The rouble yesterday plunged 150 to 1,650 to the dollar and a leading reformist official warned that the exchange rate would fall to 2,000 and hit 10,000 by summer.

With the probable departure of Boris Fydorov, the finance minister, in the next few days, the key reformers will be out of government. The question for Western business is simple: is it worth hanging on any longer?

The painful reforms had brought declining inflation, but if these real successes are frittered away, the political cost of returning the economy to stability could be too high. Even privatisation, so far the most successful reform, is a questionable achievement. Much of it is a simple transfer of ownership to the collective bosses from the state.

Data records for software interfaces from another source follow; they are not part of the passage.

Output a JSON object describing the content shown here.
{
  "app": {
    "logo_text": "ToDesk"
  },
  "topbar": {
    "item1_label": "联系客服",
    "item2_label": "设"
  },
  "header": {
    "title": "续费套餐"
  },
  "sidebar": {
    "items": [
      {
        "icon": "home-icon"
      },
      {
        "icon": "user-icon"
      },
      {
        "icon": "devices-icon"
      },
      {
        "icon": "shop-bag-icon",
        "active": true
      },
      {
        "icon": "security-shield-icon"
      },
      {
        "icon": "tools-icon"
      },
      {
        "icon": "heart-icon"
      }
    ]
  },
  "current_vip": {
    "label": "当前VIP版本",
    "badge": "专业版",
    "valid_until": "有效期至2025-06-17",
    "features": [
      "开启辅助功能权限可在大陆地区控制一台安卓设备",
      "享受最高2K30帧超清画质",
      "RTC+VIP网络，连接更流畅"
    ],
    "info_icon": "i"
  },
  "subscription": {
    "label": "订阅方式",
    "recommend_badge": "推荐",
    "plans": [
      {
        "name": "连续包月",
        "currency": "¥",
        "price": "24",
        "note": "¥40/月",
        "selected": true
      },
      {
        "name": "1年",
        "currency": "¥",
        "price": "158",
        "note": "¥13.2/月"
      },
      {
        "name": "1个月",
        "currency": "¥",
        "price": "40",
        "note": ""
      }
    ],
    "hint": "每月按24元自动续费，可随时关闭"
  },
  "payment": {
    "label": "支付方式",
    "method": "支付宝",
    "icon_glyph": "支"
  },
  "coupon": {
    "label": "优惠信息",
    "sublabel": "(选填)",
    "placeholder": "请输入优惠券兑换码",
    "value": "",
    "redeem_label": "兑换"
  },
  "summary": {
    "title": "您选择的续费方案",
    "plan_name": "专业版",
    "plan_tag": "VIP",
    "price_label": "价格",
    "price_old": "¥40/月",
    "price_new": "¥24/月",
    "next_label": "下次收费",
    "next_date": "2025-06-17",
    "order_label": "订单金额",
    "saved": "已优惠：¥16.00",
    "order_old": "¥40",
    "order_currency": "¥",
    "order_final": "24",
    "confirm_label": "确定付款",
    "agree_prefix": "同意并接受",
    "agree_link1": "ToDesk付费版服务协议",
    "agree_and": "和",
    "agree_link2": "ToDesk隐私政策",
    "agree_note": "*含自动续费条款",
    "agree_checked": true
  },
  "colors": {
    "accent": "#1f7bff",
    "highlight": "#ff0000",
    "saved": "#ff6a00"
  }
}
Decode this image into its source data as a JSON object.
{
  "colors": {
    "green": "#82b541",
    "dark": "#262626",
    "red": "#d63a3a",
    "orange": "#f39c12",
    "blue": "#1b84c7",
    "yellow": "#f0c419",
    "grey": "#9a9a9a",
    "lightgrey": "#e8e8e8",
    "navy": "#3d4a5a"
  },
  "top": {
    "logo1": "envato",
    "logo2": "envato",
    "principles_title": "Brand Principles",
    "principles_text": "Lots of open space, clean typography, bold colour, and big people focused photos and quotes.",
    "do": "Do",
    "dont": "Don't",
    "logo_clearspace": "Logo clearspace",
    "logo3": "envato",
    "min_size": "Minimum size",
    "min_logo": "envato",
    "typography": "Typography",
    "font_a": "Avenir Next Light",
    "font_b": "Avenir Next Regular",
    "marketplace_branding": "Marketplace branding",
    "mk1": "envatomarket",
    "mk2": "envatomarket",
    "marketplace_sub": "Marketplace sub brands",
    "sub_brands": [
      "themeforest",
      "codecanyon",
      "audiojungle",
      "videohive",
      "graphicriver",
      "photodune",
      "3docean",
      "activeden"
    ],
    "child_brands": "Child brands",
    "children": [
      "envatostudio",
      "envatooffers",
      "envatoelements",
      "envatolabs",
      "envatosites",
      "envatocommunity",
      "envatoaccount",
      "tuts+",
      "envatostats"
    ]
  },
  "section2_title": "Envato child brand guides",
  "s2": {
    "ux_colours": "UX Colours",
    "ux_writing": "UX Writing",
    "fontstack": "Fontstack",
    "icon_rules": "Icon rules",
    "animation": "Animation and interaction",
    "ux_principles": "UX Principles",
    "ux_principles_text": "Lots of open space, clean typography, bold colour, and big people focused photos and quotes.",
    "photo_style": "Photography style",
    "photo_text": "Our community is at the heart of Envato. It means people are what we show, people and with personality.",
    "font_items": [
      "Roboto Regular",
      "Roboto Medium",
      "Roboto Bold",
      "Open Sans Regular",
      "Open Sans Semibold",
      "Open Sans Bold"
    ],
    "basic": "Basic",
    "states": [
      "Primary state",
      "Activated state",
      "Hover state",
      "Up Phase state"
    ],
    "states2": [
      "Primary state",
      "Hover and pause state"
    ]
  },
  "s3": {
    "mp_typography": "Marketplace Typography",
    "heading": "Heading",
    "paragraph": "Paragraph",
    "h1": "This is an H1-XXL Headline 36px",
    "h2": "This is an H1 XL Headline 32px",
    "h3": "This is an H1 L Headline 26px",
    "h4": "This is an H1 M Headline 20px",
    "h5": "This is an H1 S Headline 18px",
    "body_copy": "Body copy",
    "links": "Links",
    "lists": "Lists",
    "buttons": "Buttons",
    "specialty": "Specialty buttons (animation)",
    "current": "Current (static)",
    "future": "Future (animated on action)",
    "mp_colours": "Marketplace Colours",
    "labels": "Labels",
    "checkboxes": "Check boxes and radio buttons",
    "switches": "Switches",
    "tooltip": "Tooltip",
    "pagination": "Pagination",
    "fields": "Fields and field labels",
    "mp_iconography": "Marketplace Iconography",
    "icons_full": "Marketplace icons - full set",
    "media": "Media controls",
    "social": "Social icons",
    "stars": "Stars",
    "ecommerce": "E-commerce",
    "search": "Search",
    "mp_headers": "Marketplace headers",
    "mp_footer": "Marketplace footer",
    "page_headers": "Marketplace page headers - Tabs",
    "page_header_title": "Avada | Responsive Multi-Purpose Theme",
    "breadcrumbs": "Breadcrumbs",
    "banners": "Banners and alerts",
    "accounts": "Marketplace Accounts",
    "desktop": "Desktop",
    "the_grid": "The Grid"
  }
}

Only in comparison with Africa and parts of the Middle East and Asia is investing in Russia still an acceptable gamble.